PROBLEM: Pull from the data below each line where the word "JSON" occurs, and copy it.
----
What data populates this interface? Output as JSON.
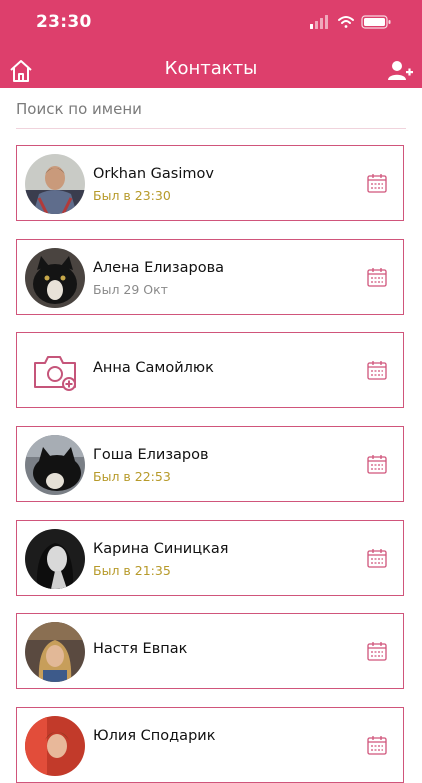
{
  "status_bar": {
    "time": "23:30"
  },
  "nav": {
    "title": "Контакты",
    "home_icon": "home-icon",
    "add_icon": "add-user-icon"
  },
  "search": {
    "placeholder": "Поиск по имени"
  },
  "colors": {
    "accent": "#dd3f6c",
    "border": "#d0557b",
    "online": "#b79a2a",
    "offline": "#8a8a8a"
  },
  "contacts": [
    {
      "name": "Orkhan Gasimov",
      "status": "Был в 23:30"
    },
    {
      "name": "Алена Елизарова",
      "status": "Был 29 Окт"
    },
    {
      "name": "Анна Самойлюк",
      "status": ""
    },
    {
      "name": "Гоша Елизаров",
      "status": "Был в 22:53"
    },
    {
      "name": "Карина Синицкая",
      "status": "Был в 21:35"
    },
    {
      "name": "Настя Евпак",
      "status": ""
    },
    {
      "name": "Юлия Сподарик",
      "status": ""
    }
  ]
}
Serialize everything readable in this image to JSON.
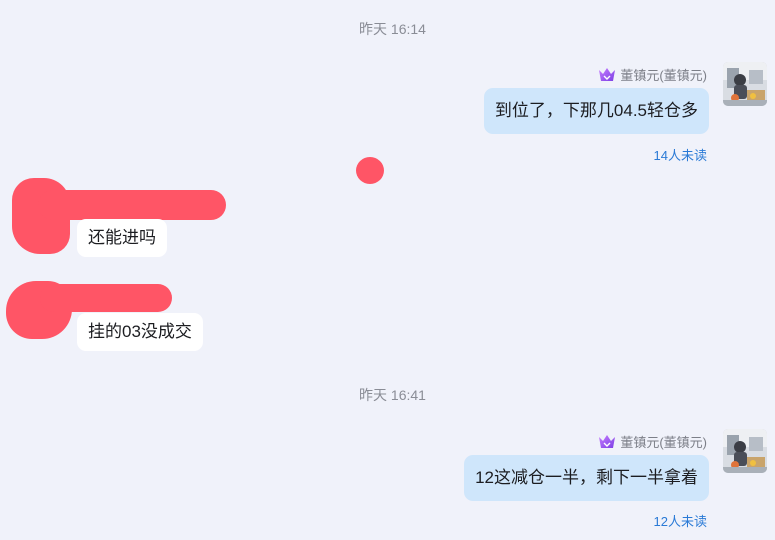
{
  "colors": {
    "background": "#f0f2fa",
    "outgoing_bubble": "#cfe6fb",
    "incoming_bubble": "#ffffff",
    "unread_text": "#2a7ad6",
    "redaction": "#ff5566",
    "crown_icon": "#9b5de5"
  },
  "messages": [
    {
      "timestamp": "昨天 16:14",
      "sender": "董镇元(董镇元)",
      "text": "到位了，下那几04.5轻仓多",
      "unread": "14人未读",
      "direction": "outgoing"
    },
    {
      "text": "还能进吗",
      "direction": "incoming"
    },
    {
      "text": "挂的03没成交",
      "direction": "incoming"
    },
    {
      "timestamp": "昨天 16:41",
      "sender": "董镇元(董镇元)",
      "text": "12这减仓一半，剩下一半拿着",
      "unread": "12人未读",
      "direction": "outgoing"
    }
  ],
  "icons": {
    "sender_badge": "crown-icon",
    "avatar": "user-avatar-photo"
  }
}
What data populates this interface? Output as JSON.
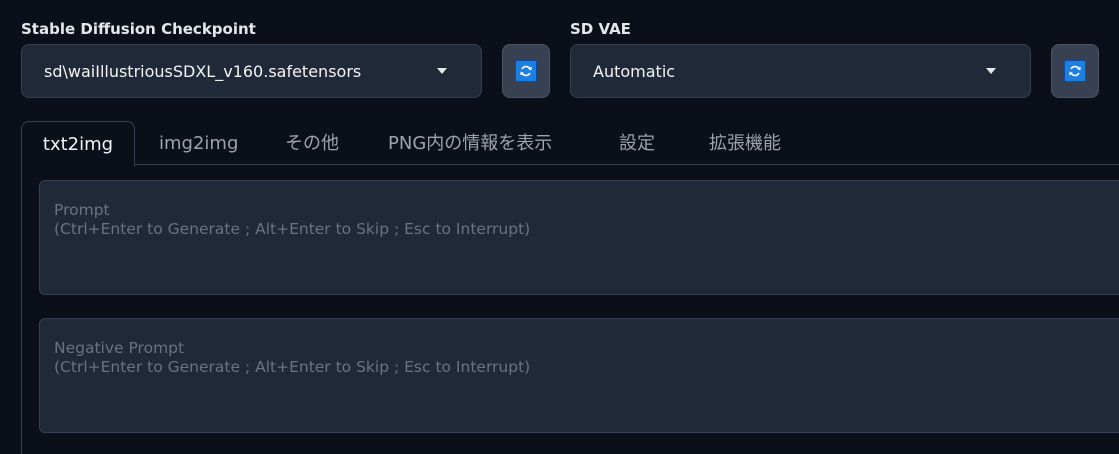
{
  "checkpoint": {
    "label": "Stable Diffusion Checkpoint",
    "value": "sd\\waiIllustriousSDXL_v160.safetensors"
  },
  "vae": {
    "label": "SD VAE",
    "value": "Automatic"
  },
  "tabs": [
    {
      "label": "txt2img",
      "active": true
    },
    {
      "label": "img2img"
    },
    {
      "label": "その他"
    },
    {
      "label": "PNG内の情報を表示"
    },
    {
      "label": "設定"
    },
    {
      "label": "拡張機能"
    }
  ],
  "prompt": {
    "placeholder_line1": "Prompt",
    "placeholder_line2": "(Ctrl+Enter to Generate ; Alt+Enter to Skip ; Esc to Interrupt)"
  },
  "negative_prompt": {
    "placeholder_line1": "Negative Prompt",
    "placeholder_line2": "(Ctrl+Enter to Generate ; Alt+Enter to Skip ; Esc to Interrupt)"
  },
  "icons": {
    "refresh": "refresh-icon",
    "dropdown": "chevron-down-icon"
  },
  "colors": {
    "background": "#0b0f19",
    "input_bg": "#1f2937",
    "refresh_icon": "#1d7fe0"
  }
}
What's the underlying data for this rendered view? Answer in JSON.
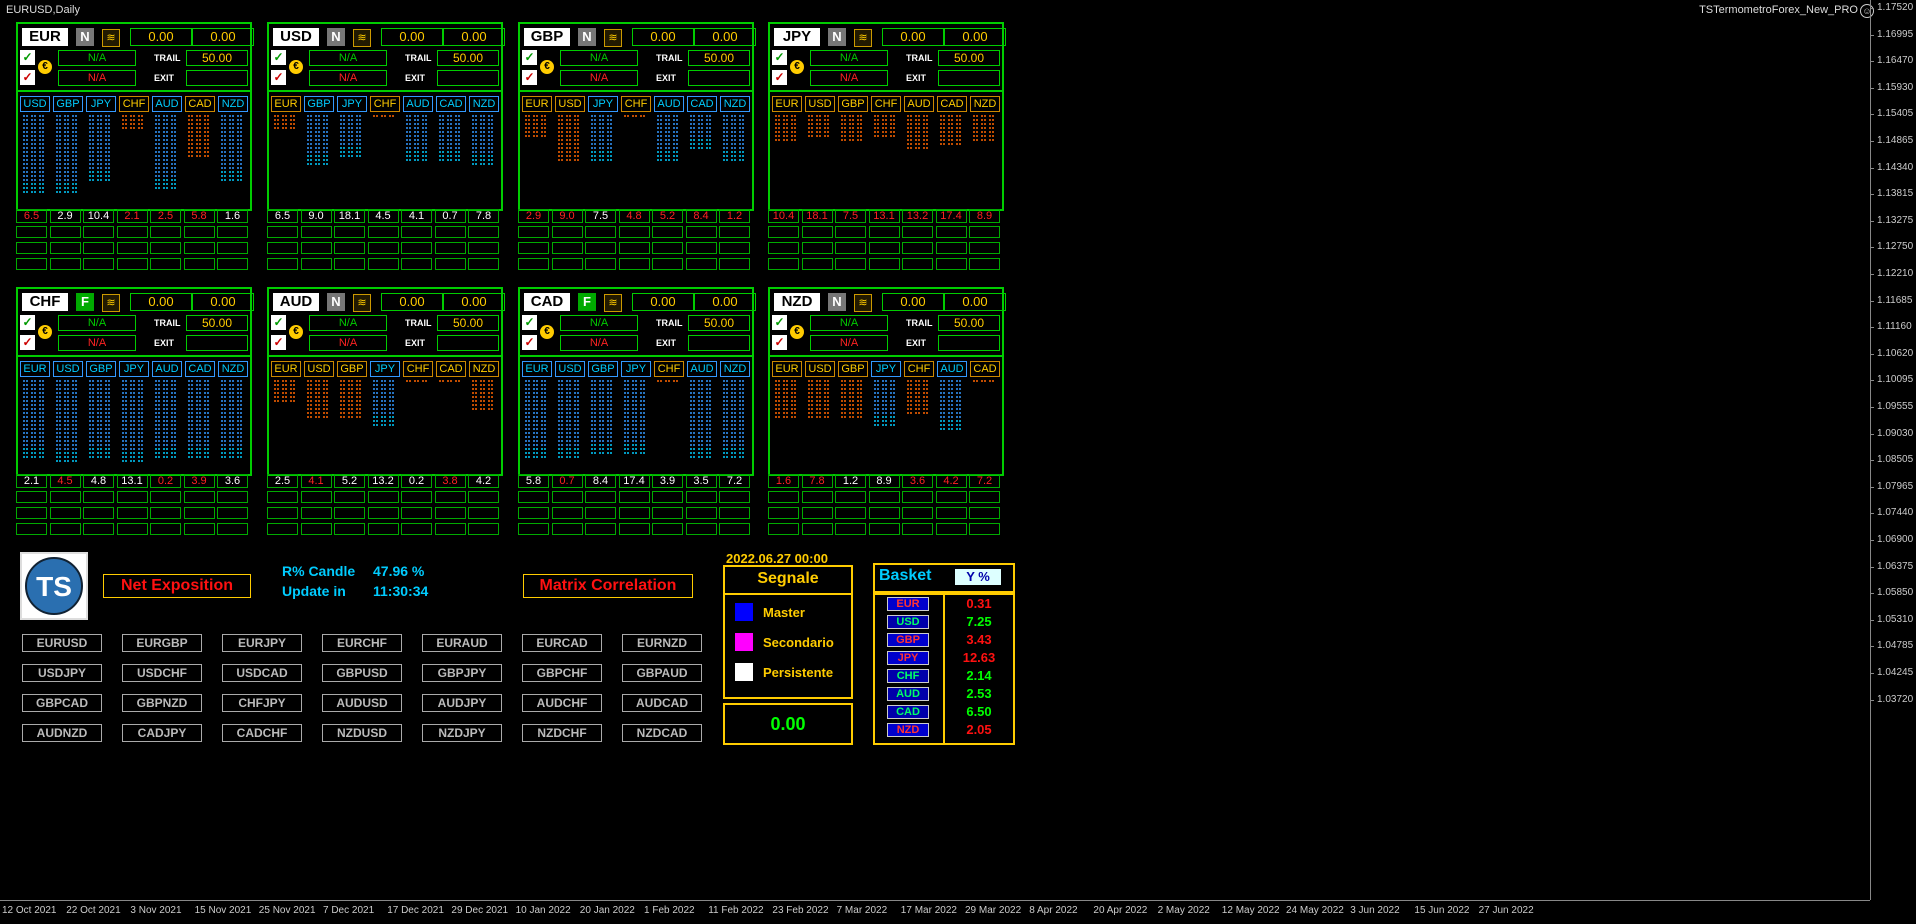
{
  "chart": {
    "symbol": "EURUSD,Daily",
    "indicator": "TSTermometroForex_New_PRO",
    "smiley": "☺"
  },
  "price_axis": [
    "1.17520",
    "1.16995",
    "1.16470",
    "1.15930",
    "1.15405",
    "1.14865",
    "1.14340",
    "1.13815",
    "1.13275",
    "1.12750",
    "1.12210",
    "1.11685",
    "1.11160",
    "1.10620",
    "1.10095",
    "1.09555",
    "1.09030",
    "1.08505",
    "1.07965",
    "1.07440",
    "1.06900",
    "1.06375",
    "1.05850",
    "1.05310",
    "1.04785",
    "1.04245",
    "1.03720"
  ],
  "time_axis": [
    "12 Oct 2021",
    "22 Oct 2021",
    "3 Nov 2021",
    "15 Nov 2021",
    "25 Nov 2021",
    "7 Dec 2021",
    "17 Dec 2021",
    "29 Dec 2021",
    "10 Jan 2022",
    "20 Jan 2022",
    "1 Feb 2022",
    "11 Feb 2022",
    "23 Feb 2022",
    "7 Mar 2022",
    "17 Mar 2022",
    "29 Mar 2022",
    "8 Apr 2022",
    "20 Apr 2022",
    "2 May 2022",
    "12 May 2022",
    "24 May 2022",
    "3 Jun 2022",
    "15 Jun 2022",
    "27 Jun 2022"
  ],
  "labels": {
    "trail": "TRAIL",
    "exit": "EXIT",
    "na": "N/A",
    "trail_value": "50.00",
    "zero": "0.00",
    "check": "✓",
    "euro": "€",
    "wave": "≋"
  },
  "colors": {
    "green": "#00cc00",
    "red": "#ff2222",
    "blue": "#3399ff",
    "orange": "#ff6600",
    "cyan": "#00ccff",
    "yellow": "#ffcc00"
  },
  "panels": [
    {
      "name": "EUR",
      "flag": "N",
      "v1": "0.00",
      "v2": "0.00",
      "tabs": [
        "USD",
        "GBP",
        "JPY",
        "CHF",
        "AUD",
        "CAD",
        "NZD"
      ],
      "bars": [
        {
          "dir": "up",
          "level": 0.9
        },
        {
          "dir": "up",
          "level": 0.9
        },
        {
          "dir": "up",
          "level": 0.75
        },
        {
          "dir": "down",
          "level": 0.2
        },
        {
          "dir": "up",
          "level": 0.85
        },
        {
          "dir": "down",
          "level": 0.5
        },
        {
          "dir": "up",
          "level": 0.75
        }
      ],
      "nums": [
        {
          "v": "6.5",
          "c": "red"
        },
        {
          "v": "2.9",
          "c": "white"
        },
        {
          "v": "10.4",
          "c": "white"
        },
        {
          "v": "2.1",
          "c": "red"
        },
        {
          "v": "2.5",
          "c": "red"
        },
        {
          "v": "5.8",
          "c": "red"
        },
        {
          "v": "1.6",
          "c": "white"
        }
      ]
    },
    {
      "name": "USD",
      "flag": "N",
      "v1": "0.00",
      "v2": "0.00",
      "tabs": [
        "EUR",
        "GBP",
        "JPY",
        "CHF",
        "AUD",
        "CAD",
        "NZD"
      ],
      "bars": [
        {
          "dir": "down",
          "level": 0.2
        },
        {
          "dir": "up",
          "level": 0.6
        },
        {
          "dir": "up",
          "level": 0.5
        },
        {
          "dir": "down",
          "level": 0.05
        },
        {
          "dir": "up",
          "level": 0.55
        },
        {
          "dir": "up",
          "level": 0.55
        },
        {
          "dir": "up",
          "level": 0.6
        }
      ],
      "nums": [
        {
          "v": "6.5",
          "c": "white"
        },
        {
          "v": "9.0",
          "c": "white"
        },
        {
          "v": "18.1",
          "c": "white"
        },
        {
          "v": "4.5",
          "c": "white"
        },
        {
          "v": "4.1",
          "c": "white"
        },
        {
          "v": "0.7",
          "c": "white"
        },
        {
          "v": "7.8",
          "c": "white"
        }
      ]
    },
    {
      "name": "GBP",
      "flag": "N",
      "v1": "0.00",
      "v2": "0.00",
      "tabs": [
        "EUR",
        "USD",
        "JPY",
        "CHF",
        "AUD",
        "CAD",
        "NZD"
      ],
      "bars": [
        {
          "dir": "down",
          "level": 0.25
        },
        {
          "dir": "down",
          "level": 0.55
        },
        {
          "dir": "up",
          "level": 0.55
        },
        {
          "dir": "down",
          "level": 0.05
        },
        {
          "dir": "up",
          "level": 0.55
        },
        {
          "dir": "up",
          "level": 0.4
        },
        {
          "dir": "up",
          "level": 0.55
        }
      ],
      "nums": [
        {
          "v": "2.9",
          "c": "red"
        },
        {
          "v": "9.0",
          "c": "red"
        },
        {
          "v": "7.5",
          "c": "white"
        },
        {
          "v": "4.8",
          "c": "red"
        },
        {
          "v": "5.2",
          "c": "red"
        },
        {
          "v": "8.4",
          "c": "red"
        },
        {
          "v": "1.2",
          "c": "red"
        }
      ]
    },
    {
      "name": "JPY",
      "flag": "N",
      "v1": "0.00",
      "v2": "0.00",
      "tabs": [
        "EUR",
        "USD",
        "GBP",
        "CHF",
        "AUD",
        "CAD",
        "NZD"
      ],
      "bars": [
        {
          "dir": "down",
          "level": 0.3
        },
        {
          "dir": "down",
          "level": 0.25
        },
        {
          "dir": "down",
          "level": 0.3
        },
        {
          "dir": "down",
          "level": 0.25
        },
        {
          "dir": "down",
          "level": 0.4
        },
        {
          "dir": "down",
          "level": 0.35
        },
        {
          "dir": "down",
          "level": 0.3
        }
      ],
      "nums": [
        {
          "v": "10.4",
          "c": "red"
        },
        {
          "v": "18.1",
          "c": "red"
        },
        {
          "v": "7.5",
          "c": "red"
        },
        {
          "v": "13.1",
          "c": "red"
        },
        {
          "v": "13.2",
          "c": "red"
        },
        {
          "v": "17.4",
          "c": "red"
        },
        {
          "v": "8.9",
          "c": "red"
        }
      ]
    },
    {
      "name": "CHF",
      "flag": "F",
      "v1": "0.00",
      "v2": "0.00",
      "tabs": [
        "EUR",
        "USD",
        "GBP",
        "JPY",
        "AUD",
        "CAD",
        "NZD"
      ],
      "bars": [
        {
          "dir": "up",
          "level": 0.9
        },
        {
          "dir": "up",
          "level": 0.95
        },
        {
          "dir": "up",
          "level": 0.9
        },
        {
          "dir": "up",
          "level": 0.95
        },
        {
          "dir": "up",
          "level": 0.9
        },
        {
          "dir": "up",
          "level": 0.9
        },
        {
          "dir": "up",
          "level": 0.9
        }
      ],
      "nums": [
        {
          "v": "2.1",
          "c": "white"
        },
        {
          "v": "4.5",
          "c": "red"
        },
        {
          "v": "4.8",
          "c": "white"
        },
        {
          "v": "13.1",
          "c": "white"
        },
        {
          "v": "0.2",
          "c": "red"
        },
        {
          "v": "3.9",
          "c": "red"
        },
        {
          "v": "3.6",
          "c": "white"
        }
      ]
    },
    {
      "name": "AUD",
      "flag": "N",
      "v1": "0.00",
      "v2": "0.00",
      "tabs": [
        "EUR",
        "USD",
        "GBP",
        "JPY",
        "CHF",
        "CAD",
        "NZD"
      ],
      "bars": [
        {
          "dir": "down",
          "level": 0.25
        },
        {
          "dir": "down",
          "level": 0.45
        },
        {
          "dir": "down",
          "level": 0.45
        },
        {
          "dir": "up",
          "level": 0.55
        },
        {
          "dir": "down",
          "level": 0.05
        },
        {
          "dir": "down",
          "level": 0.05
        },
        {
          "dir": "down",
          "level": 0.35
        }
      ],
      "nums": [
        {
          "v": "2.5",
          "c": "white"
        },
        {
          "v": "4.1",
          "c": "red"
        },
        {
          "v": "5.2",
          "c": "white"
        },
        {
          "v": "13.2",
          "c": "white"
        },
        {
          "v": "0.2",
          "c": "white"
        },
        {
          "v": "3.8",
          "c": "red"
        },
        {
          "v": "4.2",
          "c": "white"
        }
      ]
    },
    {
      "name": "CAD",
      "flag": "F",
      "v1": "0.00",
      "v2": "0.00",
      "tabs": [
        "EUR",
        "USD",
        "GBP",
        "JPY",
        "CHF",
        "AUD",
        "NZD"
      ],
      "bars": [
        {
          "dir": "up",
          "level": 0.9
        },
        {
          "dir": "up",
          "level": 0.9
        },
        {
          "dir": "up",
          "level": 0.85
        },
        {
          "dir": "up",
          "level": 0.85
        },
        {
          "dir": "down",
          "level": 0.05
        },
        {
          "dir": "up",
          "level": 0.9
        },
        {
          "dir": "up",
          "level": 0.9
        }
      ],
      "nums": [
        {
          "v": "5.8",
          "c": "white"
        },
        {
          "v": "0.7",
          "c": "red"
        },
        {
          "v": "8.4",
          "c": "white"
        },
        {
          "v": "17.4",
          "c": "white"
        },
        {
          "v": "3.9",
          "c": "white"
        },
        {
          "v": "3.5",
          "c": "white"
        },
        {
          "v": "7.2",
          "c": "white"
        }
      ]
    },
    {
      "name": "NZD",
      "flag": "N",
      "v1": "0.00",
      "v2": "0.00",
      "tabs": [
        "EUR",
        "USD",
        "GBP",
        "JPY",
        "CHF",
        "AUD",
        "CAD"
      ],
      "bars": [
        {
          "dir": "down",
          "level": 0.45
        },
        {
          "dir": "down",
          "level": 0.45
        },
        {
          "dir": "down",
          "level": 0.45
        },
        {
          "dir": "up",
          "level": 0.55
        },
        {
          "dir": "down",
          "level": 0.4
        },
        {
          "dir": "up",
          "level": 0.6
        },
        {
          "dir": "down",
          "level": 0.05
        }
      ],
      "nums": [
        {
          "v": "1.6",
          "c": "red"
        },
        {
          "v": "7.8",
          "c": "red"
        },
        {
          "v": "1.2",
          "c": "white"
        },
        {
          "v": "8.9",
          "c": "white"
        },
        {
          "v": "3.6",
          "c": "red"
        },
        {
          "v": "4.2",
          "c": "red"
        },
        {
          "v": "7.2",
          "c": "red"
        }
      ]
    }
  ],
  "net_exposition": "Net Exposition",
  "matrix_correlation": "Matrix Correlation",
  "r_candle": {
    "label": "R% Candle",
    "value": "47.96 %"
  },
  "update": {
    "label": "Update in",
    "value": "11:30:34"
  },
  "pairs": [
    [
      "EURUSD",
      "EURGBP",
      "EURJPY",
      "EURCHF",
      "EURAUD",
      "EURCAD",
      "EURNZD"
    ],
    [
      "USDJPY",
      "USDCHF",
      "USDCAD",
      "GBPUSD",
      "GBPJPY",
      "GBPCHF",
      "GBPAUD"
    ],
    [
      "GBPCAD",
      "GBPNZD",
      "CHFJPY",
      "AUDUSD",
      "AUDJPY",
      "AUDCHF",
      "AUDCAD"
    ],
    [
      "AUDNZD",
      "CADJPY",
      "CADCHF",
      "NZDUSD",
      "NZDJPY",
      "NZDCHF",
      "NZDCAD"
    ]
  ],
  "signal": {
    "date": "2022.06.27 00:00",
    "title": "Segnale",
    "items": [
      {
        "label": "Master",
        "color": "#0000ff"
      },
      {
        "label": "Secondario",
        "color": "#ff00ff"
      },
      {
        "label": "Persistente",
        "color": "#ffffff"
      }
    ],
    "value": "0.00"
  },
  "basket": {
    "title": "Basket",
    "mode": "Y %",
    "rows": [
      {
        "cur": "EUR",
        "value": "0.31",
        "neg": true
      },
      {
        "cur": "USD",
        "value": "7.25",
        "neg": false
      },
      {
        "cur": "GBP",
        "value": "3.43",
        "neg": true
      },
      {
        "cur": "JPY",
        "value": "12.63",
        "neg": true
      },
      {
        "cur": "CHF",
        "value": "2.14",
        "neg": false
      },
      {
        "cur": "AUD",
        "value": "2.53",
        "neg": false
      },
      {
        "cur": "CAD",
        "value": "6.50",
        "neg": false
      },
      {
        "cur": "NZD",
        "value": "2.05",
        "neg": true
      }
    ]
  }
}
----
ANSWER TO THIS EXERCISE:
What data populates this interface? Output as JSON.
Serialize everything readable in this image to JSON.
What data populates this interface? Output as JSON.
What's the underlying data for this rendered view? Answer in JSON.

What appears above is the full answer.